How to use a struct in an upgradable contract

Is it possible to upgrade a struct within an upgradable contract without altering the storage slots of variables stored after the struct? :thinking:

For example:

contract MyContract{
    uint256 a;
    struct Random {
        uint256 b;
        address c;
        bytes d;
    uint256 e;

Would it be possible to upgrade the contract to add an address f inside the struct without altering e?

I believe this would work if the struct was listed last in MyContract, but any subsequent upgrade after adding a non-struct variable would then make the struct un-upgradable. Is this statement correct?

Is it not advised to use a struct in an upgradable contract?


The example listed in the following Zeppelin blog post does in fact use a struct, but it appears as though this particular struct is not meant to be upgraded at any point.


The answer is it depends where you are actually using your struct.

It’s always a good practice to write tests to check the upgrade process itself.

For laying out the variables in storage, Solidity will first linearize the contract hierarchy, and then start laying out the variables starting from the most base contract, onto the most derived one.

Have a look at the following for more details:


Housekeeping: moved to #support:zeppelinos category and tagging my reply as the solution.

to summarize would it be correct to say that the following patterns are probably upgrade safe?

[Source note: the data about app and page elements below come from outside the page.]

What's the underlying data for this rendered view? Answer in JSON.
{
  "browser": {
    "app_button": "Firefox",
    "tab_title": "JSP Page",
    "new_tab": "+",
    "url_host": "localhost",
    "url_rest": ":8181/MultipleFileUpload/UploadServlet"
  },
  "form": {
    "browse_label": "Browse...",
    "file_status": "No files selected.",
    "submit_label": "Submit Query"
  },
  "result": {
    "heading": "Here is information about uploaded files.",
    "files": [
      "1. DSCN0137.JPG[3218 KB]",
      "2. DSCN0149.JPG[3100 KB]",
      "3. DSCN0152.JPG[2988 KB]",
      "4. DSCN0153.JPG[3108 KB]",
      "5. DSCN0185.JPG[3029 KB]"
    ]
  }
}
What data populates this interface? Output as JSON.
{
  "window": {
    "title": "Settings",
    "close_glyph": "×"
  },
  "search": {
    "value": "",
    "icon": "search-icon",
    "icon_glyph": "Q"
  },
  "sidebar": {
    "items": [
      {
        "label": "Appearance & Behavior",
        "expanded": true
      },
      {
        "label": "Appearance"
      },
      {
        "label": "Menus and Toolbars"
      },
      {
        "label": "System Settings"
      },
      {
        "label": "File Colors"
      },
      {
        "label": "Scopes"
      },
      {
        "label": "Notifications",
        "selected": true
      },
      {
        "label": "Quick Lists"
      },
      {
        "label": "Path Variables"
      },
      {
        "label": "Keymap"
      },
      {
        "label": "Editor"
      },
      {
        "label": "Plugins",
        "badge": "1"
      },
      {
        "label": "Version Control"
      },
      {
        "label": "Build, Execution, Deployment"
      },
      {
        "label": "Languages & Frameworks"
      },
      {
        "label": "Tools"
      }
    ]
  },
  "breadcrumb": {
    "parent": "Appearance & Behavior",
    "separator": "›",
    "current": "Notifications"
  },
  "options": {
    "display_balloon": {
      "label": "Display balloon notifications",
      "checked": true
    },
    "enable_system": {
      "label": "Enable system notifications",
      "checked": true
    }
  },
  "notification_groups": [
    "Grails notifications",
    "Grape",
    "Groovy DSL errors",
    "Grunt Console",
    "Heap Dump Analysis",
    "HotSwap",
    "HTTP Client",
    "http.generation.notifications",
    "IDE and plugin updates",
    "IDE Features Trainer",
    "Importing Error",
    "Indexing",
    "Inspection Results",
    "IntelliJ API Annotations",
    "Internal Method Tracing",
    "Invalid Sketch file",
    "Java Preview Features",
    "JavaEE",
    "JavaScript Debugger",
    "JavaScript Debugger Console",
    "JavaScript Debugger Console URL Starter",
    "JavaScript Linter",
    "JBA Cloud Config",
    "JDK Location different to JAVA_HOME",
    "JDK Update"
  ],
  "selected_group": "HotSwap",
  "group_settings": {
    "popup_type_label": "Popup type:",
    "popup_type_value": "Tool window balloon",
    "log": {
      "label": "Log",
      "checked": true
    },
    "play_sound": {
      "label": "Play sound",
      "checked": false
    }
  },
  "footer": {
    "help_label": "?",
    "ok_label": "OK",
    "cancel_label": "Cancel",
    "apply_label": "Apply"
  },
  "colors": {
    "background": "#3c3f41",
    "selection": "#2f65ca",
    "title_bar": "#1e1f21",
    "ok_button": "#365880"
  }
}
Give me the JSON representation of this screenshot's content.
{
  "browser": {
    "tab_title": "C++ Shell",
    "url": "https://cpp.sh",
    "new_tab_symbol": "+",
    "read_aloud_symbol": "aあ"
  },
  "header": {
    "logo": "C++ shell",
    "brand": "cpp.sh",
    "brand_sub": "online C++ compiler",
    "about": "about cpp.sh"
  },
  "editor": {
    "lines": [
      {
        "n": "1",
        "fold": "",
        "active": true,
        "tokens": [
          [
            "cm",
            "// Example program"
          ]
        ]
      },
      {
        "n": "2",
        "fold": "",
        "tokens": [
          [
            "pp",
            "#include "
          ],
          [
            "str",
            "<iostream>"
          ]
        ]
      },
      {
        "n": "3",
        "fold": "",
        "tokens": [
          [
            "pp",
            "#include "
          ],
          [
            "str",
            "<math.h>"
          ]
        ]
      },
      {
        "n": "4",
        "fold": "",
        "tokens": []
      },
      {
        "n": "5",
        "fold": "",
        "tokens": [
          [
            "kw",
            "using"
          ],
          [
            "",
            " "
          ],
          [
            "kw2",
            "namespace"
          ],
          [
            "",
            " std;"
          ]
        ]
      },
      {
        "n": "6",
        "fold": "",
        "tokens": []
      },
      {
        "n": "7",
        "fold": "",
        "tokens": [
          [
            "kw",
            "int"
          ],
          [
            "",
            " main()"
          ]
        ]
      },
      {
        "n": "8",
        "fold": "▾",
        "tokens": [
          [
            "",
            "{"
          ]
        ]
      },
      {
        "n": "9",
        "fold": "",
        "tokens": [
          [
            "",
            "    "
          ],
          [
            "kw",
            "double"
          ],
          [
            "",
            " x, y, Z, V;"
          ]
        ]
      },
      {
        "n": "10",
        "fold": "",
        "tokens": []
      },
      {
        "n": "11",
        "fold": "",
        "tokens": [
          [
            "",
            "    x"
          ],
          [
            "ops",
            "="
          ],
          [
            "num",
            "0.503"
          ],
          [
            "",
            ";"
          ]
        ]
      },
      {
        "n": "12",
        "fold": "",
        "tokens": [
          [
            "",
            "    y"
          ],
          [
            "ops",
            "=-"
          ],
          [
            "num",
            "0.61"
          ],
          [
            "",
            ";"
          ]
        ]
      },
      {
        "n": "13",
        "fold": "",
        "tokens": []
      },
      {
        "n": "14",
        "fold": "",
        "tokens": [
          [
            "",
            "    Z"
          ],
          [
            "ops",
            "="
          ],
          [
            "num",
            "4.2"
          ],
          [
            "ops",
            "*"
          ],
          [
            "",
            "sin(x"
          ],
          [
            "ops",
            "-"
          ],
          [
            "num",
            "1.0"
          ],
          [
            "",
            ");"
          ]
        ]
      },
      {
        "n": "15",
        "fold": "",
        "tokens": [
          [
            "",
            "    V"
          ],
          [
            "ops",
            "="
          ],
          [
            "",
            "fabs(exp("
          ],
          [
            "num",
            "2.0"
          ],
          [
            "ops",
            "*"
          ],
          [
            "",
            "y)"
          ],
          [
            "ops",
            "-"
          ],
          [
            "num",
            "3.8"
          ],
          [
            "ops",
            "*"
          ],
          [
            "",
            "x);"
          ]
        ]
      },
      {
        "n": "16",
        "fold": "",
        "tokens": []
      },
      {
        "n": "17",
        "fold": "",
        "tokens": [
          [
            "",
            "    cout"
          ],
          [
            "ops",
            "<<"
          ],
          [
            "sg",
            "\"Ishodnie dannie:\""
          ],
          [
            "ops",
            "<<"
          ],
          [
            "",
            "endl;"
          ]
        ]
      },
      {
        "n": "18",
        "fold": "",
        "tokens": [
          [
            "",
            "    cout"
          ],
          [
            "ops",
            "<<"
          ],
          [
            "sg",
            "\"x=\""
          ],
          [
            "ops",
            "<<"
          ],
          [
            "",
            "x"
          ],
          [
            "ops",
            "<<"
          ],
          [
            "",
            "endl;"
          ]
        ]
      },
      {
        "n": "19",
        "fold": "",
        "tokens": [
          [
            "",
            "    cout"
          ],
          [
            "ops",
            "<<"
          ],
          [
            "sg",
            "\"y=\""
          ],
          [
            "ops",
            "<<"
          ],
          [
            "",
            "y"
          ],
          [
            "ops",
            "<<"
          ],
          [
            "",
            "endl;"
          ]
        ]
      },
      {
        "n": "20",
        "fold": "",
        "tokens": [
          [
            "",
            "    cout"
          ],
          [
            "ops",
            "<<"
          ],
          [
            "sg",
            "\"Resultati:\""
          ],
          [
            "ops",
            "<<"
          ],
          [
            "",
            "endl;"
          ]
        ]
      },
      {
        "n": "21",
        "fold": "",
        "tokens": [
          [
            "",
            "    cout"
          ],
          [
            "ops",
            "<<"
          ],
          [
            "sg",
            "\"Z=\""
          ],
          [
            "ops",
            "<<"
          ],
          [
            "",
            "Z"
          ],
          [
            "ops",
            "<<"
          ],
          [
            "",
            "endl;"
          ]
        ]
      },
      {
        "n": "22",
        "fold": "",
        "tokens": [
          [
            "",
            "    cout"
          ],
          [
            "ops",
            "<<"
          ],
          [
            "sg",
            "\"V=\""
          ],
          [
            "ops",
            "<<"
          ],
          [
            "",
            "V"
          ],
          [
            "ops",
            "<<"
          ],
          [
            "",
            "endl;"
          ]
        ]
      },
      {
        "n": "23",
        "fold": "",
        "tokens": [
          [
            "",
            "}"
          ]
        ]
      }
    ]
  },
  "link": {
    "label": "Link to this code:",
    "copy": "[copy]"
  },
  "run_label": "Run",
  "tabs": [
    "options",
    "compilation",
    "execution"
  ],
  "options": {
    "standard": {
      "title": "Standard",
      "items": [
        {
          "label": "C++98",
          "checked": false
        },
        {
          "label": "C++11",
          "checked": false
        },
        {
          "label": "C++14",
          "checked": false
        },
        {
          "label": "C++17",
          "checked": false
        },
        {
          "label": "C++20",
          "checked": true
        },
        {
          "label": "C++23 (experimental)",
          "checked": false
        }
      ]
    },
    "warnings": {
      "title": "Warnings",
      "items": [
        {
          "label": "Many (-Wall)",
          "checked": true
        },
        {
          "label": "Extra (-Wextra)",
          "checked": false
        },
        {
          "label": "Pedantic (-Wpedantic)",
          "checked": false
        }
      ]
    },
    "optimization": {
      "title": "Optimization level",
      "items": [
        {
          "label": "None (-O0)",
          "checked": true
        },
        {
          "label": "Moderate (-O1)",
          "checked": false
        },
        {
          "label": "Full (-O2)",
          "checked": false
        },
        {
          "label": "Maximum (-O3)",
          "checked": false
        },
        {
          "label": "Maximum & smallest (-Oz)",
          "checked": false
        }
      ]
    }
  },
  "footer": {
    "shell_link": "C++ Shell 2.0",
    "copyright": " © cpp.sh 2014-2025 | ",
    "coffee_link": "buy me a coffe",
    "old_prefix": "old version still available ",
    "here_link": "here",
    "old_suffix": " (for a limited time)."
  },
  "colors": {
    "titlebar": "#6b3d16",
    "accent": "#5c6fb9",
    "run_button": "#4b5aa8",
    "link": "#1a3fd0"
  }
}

  1. using in mappings
    struct X

    mapping(uint => X) safemap

  2. saving extra space to extend struct
    struct X{

    uint __reserved[10]
    X public safevar;

1 Like

Hi @sirpy,

Yes, using a struct in a mapping should be upgrade safe.

Reserving space to extend a struct being used in a state variable may be safe, though you should use the same type as you reserved, as there could be issues with packing and alignment.